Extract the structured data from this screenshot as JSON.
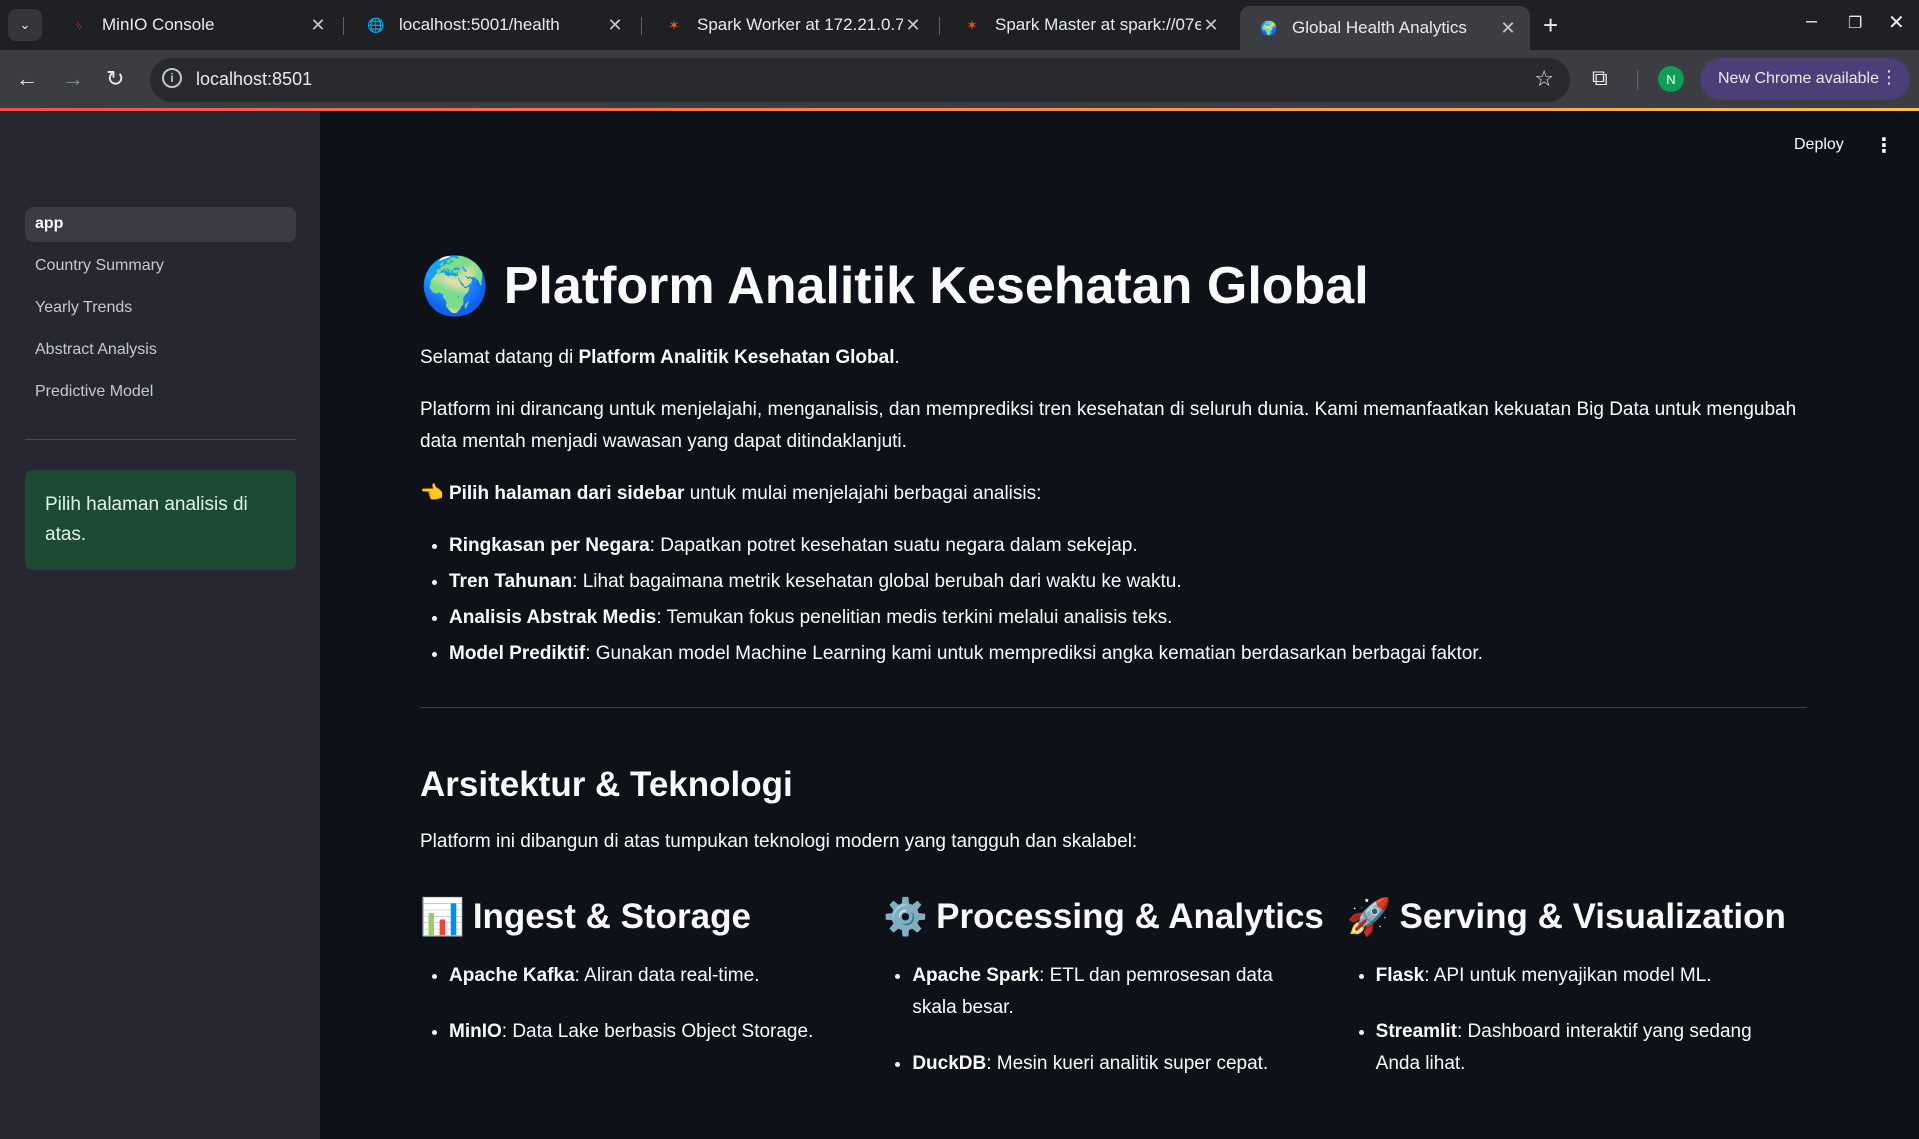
{
  "browser": {
    "tabs": [
      {
        "title": "MinIO Console",
        "favicon": "minio-icon"
      },
      {
        "title": "localhost:5001/health",
        "favicon": "globe-icon"
      },
      {
        "title": "Spark Worker at 172.21.0.7:",
        "favicon": "spark-icon"
      },
      {
        "title": "Spark Master at spark://07e",
        "favicon": "spark-icon"
      },
      {
        "title": "Global Health Analytics",
        "favicon": "earth-icon",
        "active": true
      }
    ],
    "url": "localhost:8501",
    "profile_initial": "N",
    "update_label": "New Chrome available"
  },
  "sidebar": {
    "items": [
      {
        "label": "app",
        "active": true
      },
      {
        "label": "Country Summary"
      },
      {
        "label": "Yearly Trends"
      },
      {
        "label": "Abstract Analysis"
      },
      {
        "label": "Predictive Model"
      }
    ],
    "info": "Pilih halaman analisis di atas."
  },
  "header": {
    "deploy": "Deploy"
  },
  "main": {
    "title_emoji": "🌍",
    "title": "Platform Analitik Kesehatan Global",
    "welcome_prefix": "Selamat datang di ",
    "welcome_bold": "Platform Analitik Kesehatan Global",
    "welcome_suffix": ".",
    "intro": "Platform ini dirancang untuk menjelajahi, menganalisis, dan memprediksi tren kesehatan di seluruh dunia. Kami memanfaatkan kekuatan Big Data untuk mengubah data mentah menjadi wawasan yang dapat ditindaklanjuti.",
    "pick_emoji": "👈",
    "pick_bold": "Pilih halaman dari sidebar",
    "pick_rest": " untuk mulai menjelajahi berbagai analisis:",
    "features": [
      {
        "bold": "Ringkasan per Negara",
        "text": ": Dapatkan potret kesehatan suatu negara dalam sekejap."
      },
      {
        "bold": "Tren Tahunan",
        "text": ": Lihat bagaimana metrik kesehatan global berubah dari waktu ke waktu."
      },
      {
        "bold": "Analisis Abstrak Medis",
        "text": ": Temukan fokus penelitian medis terkini melalui analisis teks."
      },
      {
        "bold": "Model Prediktif",
        "text": ": Gunakan model Machine Learning kami untuk memprediksi angka kematian berdasarkan berbagai faktor."
      }
    ],
    "arch_title": "Arsitektur & Teknologi",
    "arch_intro": "Platform ini dibangun di atas tumpukan teknologi modern yang tangguh dan skalabel:",
    "columns": [
      {
        "emoji": "📊",
        "title": "Ingest & Storage",
        "items": [
          {
            "bold": "Apache Kafka",
            "text": ": Aliran data real-time."
          },
          {
            "bold": "MinIO",
            "text": ": Data Lake berbasis Object Storage."
          }
        ]
      },
      {
        "emoji": "⚙️",
        "title": "Processing & Analytics",
        "items": [
          {
            "bold": "Apache Spark",
            "text": ": ETL dan pemrosesan data skala besar."
          },
          {
            "bold": "DuckDB",
            "text": ": Mesin kueri analitik super cepat."
          }
        ]
      },
      {
        "emoji": "🚀",
        "title": "Serving & Visualization",
        "items": [
          {
            "bold": "Flask",
            "text": ": API untuk menyajikan model ML."
          },
          {
            "bold": "Streamlit",
            "text": ": Dashboard interaktif yang sedang Anda lihat."
          }
        ]
      }
    ]
  }
}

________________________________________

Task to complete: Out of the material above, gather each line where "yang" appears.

The completed task:
    "intro": "Platform ini dirancang untuk menjelajahi, menganalisis, dan memprediksi tren kesehatan di seluruh dunia. Kami memanfaatkan kekuatan Big Data untuk mengubah data mentah menjadi wawasan yang dapat ditindaklanjuti.",
    "arch_intro": "Platform ini dibangun di atas tumpukan teknologi modern yang tangguh dan skalabel:",
            "text": ": Dashboard interaktif yang sedang Anda lihat."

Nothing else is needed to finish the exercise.